• _WORK INSTRUCTION_:
Retype everything in the entries that follow, exactly as shown.

** Opening SOURCE MATERIAL block **

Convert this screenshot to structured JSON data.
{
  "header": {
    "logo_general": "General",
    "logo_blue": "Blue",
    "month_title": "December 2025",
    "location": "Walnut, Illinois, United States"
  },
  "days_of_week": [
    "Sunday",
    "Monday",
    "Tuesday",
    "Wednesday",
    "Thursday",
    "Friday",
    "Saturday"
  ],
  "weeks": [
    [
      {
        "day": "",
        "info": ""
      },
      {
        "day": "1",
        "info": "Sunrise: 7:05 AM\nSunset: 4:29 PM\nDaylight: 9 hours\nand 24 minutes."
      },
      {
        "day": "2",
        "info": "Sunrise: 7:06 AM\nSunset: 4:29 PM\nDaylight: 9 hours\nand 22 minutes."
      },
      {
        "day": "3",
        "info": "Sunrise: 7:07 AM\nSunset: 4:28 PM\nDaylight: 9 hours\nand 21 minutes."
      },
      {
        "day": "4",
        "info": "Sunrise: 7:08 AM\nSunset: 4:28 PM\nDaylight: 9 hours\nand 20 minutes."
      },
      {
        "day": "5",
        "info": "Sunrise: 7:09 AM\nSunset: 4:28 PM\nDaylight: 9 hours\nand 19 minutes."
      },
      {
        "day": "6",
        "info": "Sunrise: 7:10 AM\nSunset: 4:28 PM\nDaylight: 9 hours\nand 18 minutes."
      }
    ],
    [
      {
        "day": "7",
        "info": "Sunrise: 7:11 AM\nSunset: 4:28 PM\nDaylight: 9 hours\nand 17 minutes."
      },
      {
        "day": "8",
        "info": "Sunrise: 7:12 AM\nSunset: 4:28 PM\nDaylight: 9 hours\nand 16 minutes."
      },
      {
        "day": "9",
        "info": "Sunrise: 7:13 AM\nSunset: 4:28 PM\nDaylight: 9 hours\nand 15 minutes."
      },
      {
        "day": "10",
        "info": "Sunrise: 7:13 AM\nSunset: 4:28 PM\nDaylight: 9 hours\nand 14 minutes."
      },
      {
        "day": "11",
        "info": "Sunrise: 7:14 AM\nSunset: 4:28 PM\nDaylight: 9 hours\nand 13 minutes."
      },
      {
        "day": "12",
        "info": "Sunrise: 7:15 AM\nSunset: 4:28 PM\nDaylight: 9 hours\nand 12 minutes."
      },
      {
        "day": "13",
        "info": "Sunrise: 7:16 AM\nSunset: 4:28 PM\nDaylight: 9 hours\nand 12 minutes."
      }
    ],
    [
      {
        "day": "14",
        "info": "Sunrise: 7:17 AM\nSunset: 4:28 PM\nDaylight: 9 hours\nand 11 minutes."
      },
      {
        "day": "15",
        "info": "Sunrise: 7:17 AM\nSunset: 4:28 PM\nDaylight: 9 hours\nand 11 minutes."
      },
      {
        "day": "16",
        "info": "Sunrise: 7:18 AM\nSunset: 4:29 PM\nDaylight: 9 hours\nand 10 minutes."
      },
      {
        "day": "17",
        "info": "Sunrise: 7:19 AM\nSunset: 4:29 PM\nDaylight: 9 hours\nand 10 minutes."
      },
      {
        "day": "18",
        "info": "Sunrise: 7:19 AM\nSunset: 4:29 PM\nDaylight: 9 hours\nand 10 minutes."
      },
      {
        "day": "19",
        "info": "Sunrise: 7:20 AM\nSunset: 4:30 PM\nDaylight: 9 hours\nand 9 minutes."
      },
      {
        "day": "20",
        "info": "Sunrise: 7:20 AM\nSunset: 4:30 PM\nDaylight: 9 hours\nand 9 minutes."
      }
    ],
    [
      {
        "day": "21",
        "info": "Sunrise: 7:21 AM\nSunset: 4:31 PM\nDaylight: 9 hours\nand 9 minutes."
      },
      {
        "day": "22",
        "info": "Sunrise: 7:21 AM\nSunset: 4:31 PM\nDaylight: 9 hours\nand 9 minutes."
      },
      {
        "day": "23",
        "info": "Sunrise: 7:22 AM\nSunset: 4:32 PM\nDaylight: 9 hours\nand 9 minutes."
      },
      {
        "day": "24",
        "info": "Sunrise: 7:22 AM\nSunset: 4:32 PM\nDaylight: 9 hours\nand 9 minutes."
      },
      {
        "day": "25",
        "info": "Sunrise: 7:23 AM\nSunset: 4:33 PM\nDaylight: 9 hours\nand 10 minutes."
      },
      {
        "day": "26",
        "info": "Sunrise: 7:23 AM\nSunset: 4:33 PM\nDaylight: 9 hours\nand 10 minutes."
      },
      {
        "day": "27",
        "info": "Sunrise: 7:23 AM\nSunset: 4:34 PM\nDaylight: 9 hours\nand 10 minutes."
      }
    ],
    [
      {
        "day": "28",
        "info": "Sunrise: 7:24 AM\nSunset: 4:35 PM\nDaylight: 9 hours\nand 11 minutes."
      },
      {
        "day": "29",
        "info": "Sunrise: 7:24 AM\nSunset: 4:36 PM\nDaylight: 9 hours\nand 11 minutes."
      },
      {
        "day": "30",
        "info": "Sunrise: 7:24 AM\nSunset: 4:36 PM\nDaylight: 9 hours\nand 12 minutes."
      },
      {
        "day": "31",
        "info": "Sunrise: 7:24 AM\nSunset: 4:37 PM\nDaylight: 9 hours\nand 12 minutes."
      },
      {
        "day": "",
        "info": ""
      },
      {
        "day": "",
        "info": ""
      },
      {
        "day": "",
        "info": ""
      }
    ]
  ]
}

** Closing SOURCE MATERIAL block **

• _ANSWER FOR THE TASK_:
Convert this screenshot to structured JSON data.
{
  "header": {
    "logo_general": "General",
    "logo_blue": "Blue",
    "month_title": "December 2025",
    "location": "Walnut, Illinois, United States"
  },
  "days_of_week": [
    "Sunday",
    "Monday",
    "Tuesday",
    "Wednesday",
    "Thursday",
    "Friday",
    "Saturday"
  ],
  "weeks": [
    [
      {
        "day": "",
        "info": ""
      },
      {
        "day": "1",
        "info": "Sunrise: 7:05 AM\nSunset: 4:29 PM\nDaylight: 9 hours\nand 24 minutes."
      },
      {
        "day": "2",
        "info": "Sunrise: 7:06 AM\nSunset: 4:29 PM\nDaylight: 9 hours\nand 22 minutes."
      },
      {
        "day": "3",
        "info": "Sunrise: 7:07 AM\nSunset: 4:28 PM\nDaylight: 9 hours\nand 21 minutes."
      },
      {
        "day": "4",
        "info": "Sunrise: 7:08 AM\nSunset: 4:28 PM\nDaylight: 9 hours\nand 20 minutes."
      },
      {
        "day": "5",
        "info": "Sunrise: 7:09 AM\nSunset: 4:28 PM\nDaylight: 9 hours\nand 19 minutes."
      },
      {
        "day": "6",
        "info": "Sunrise: 7:10 AM\nSunset: 4:28 PM\nDaylight: 9 hours\nand 18 minutes."
      }
    ],
    [
      {
        "day": "7",
        "info": "Sunrise: 7:11 AM\nSunset: 4:28 PM\nDaylight: 9 hours\nand 17 minutes."
      },
      {
        "day": "8",
        "info": "Sunrise: 7:12 AM\nSunset: 4:28 PM\nDaylight: 9 hours\nand 16 minutes."
      },
      {
        "day": "9",
        "info": "Sunrise: 7:13 AM\nSunset: 4:28 PM\nDaylight: 9 hours\nand 15 minutes."
      },
      {
        "day": "10",
        "info": "Sunrise: 7:13 AM\nSunset: 4:28 PM\nDaylight: 9 hours\nand 14 minutes."
      },
      {
        "day": "11",
        "info": "Sunrise: 7:14 AM\nSunset: 4:28 PM\nDaylight: 9 hours\nand 13 minutes."
      },
      {
        "day": "12",
        "info": "Sunrise: 7:15 AM\nSunset: 4:28 PM\nDaylight: 9 hours\nand 12 minutes."
      },
      {
        "day": "13",
        "info": "Sunrise: 7:16 AM\nSunset: 4:28 PM\nDaylight: 9 hours\nand 12 minutes."
      }
    ],
    [
      {
        "day": "14",
        "info": "Sunrise: 7:17 AM\nSunset: 4:28 PM\nDaylight: 9 hours\nand 11 minutes."
      },
      {
        "day": "15",
        "info": "Sunrise: 7:17 AM\nSunset: 4:28 PM\nDaylight: 9 hours\nand 11 minutes."
      },
      {
        "day": "16",
        "info": "Sunrise: 7:18 AM\nSunset: 4:29 PM\nDaylight: 9 hours\nand 10 minutes."
      },
      {
        "day": "17",
        "info": "Sunrise: 7:19 AM\nSunset: 4:29 PM\nDaylight: 9 hours\nand 10 minutes."
      },
      {
        "day": "18",
        "info": "Sunrise: 7:19 AM\nSunset: 4:29 PM\nDaylight: 9 hours\nand 10 minutes."
      },
      {
        "day": "19",
        "info": "Sunrise: 7:20 AM\nSunset: 4:30 PM\nDaylight: 9 hours\nand 9 minutes."
      },
      {
        "day": "20",
        "info": "Sunrise: 7:20 AM\nSunset: 4:30 PM\nDaylight: 9 hours\nand 9 minutes."
      }
    ],
    [
      {
        "day": "21",
        "info": "Sunrise: 7:21 AM\nSunset: 4:31 PM\nDaylight: 9 hours\nand 9 minutes."
      },
      {
        "day": "22",
        "info": "Sunrise: 7:21 AM\nSunset: 4:31 PM\nDaylight: 9 hours\nand 9 minutes."
      },
      {
        "day": "23",
        "info": "Sunrise: 7:22 AM\nSunset: 4:32 PM\nDaylight: 9 hours\nand 9 minutes."
      },
      {
        "day": "24",
        "info": "Sunrise: 7:22 AM\nSunset: 4:32 PM\nDaylight: 9 hours\nand 9 minutes."
      },
      {
        "day": "25",
        "info": "Sunrise: 7:23 AM\nSunset: 4:33 PM\nDaylight: 9 hours\nand 10 minutes."
      },
      {
        "day": "26",
        "info": "Sunrise: 7:23 AM\nSunset: 4:33 PM\nDaylight: 9 hours\nand 10 minutes."
      },
      {
        "day": "27",
        "info": "Sunrise: 7:23 AM\nSunset: 4:34 PM\nDaylight: 9 hours\nand 10 minutes."
      }
    ],
    [
      {
        "day": "28",
        "info": "Sunrise: 7:24 AM\nSunset: 4:35 PM\nDaylight: 9 hours\nand 11 minutes."
      },
      {
        "day": "29",
        "info": "Sunrise: 7:24 AM\nSunset: 4:36 PM\nDaylight: 9 hours\nand 11 minutes."
      },
      {
        "day": "30",
        "info": "Sunrise: 7:24 AM\nSunset: 4:36 PM\nDaylight: 9 hours\nand 12 minutes."
      },
      {
        "day": "31",
        "info": "Sunrise: 7:24 AM\nSunset: 4:37 PM\nDaylight: 9 hours\nand 12 minutes."
      },
      {
        "day": "",
        "info": ""
      },
      {
        "day": "",
        "info": ""
      },
      {
        "day": "",
        "info": ""
      }
    ]
  ]
}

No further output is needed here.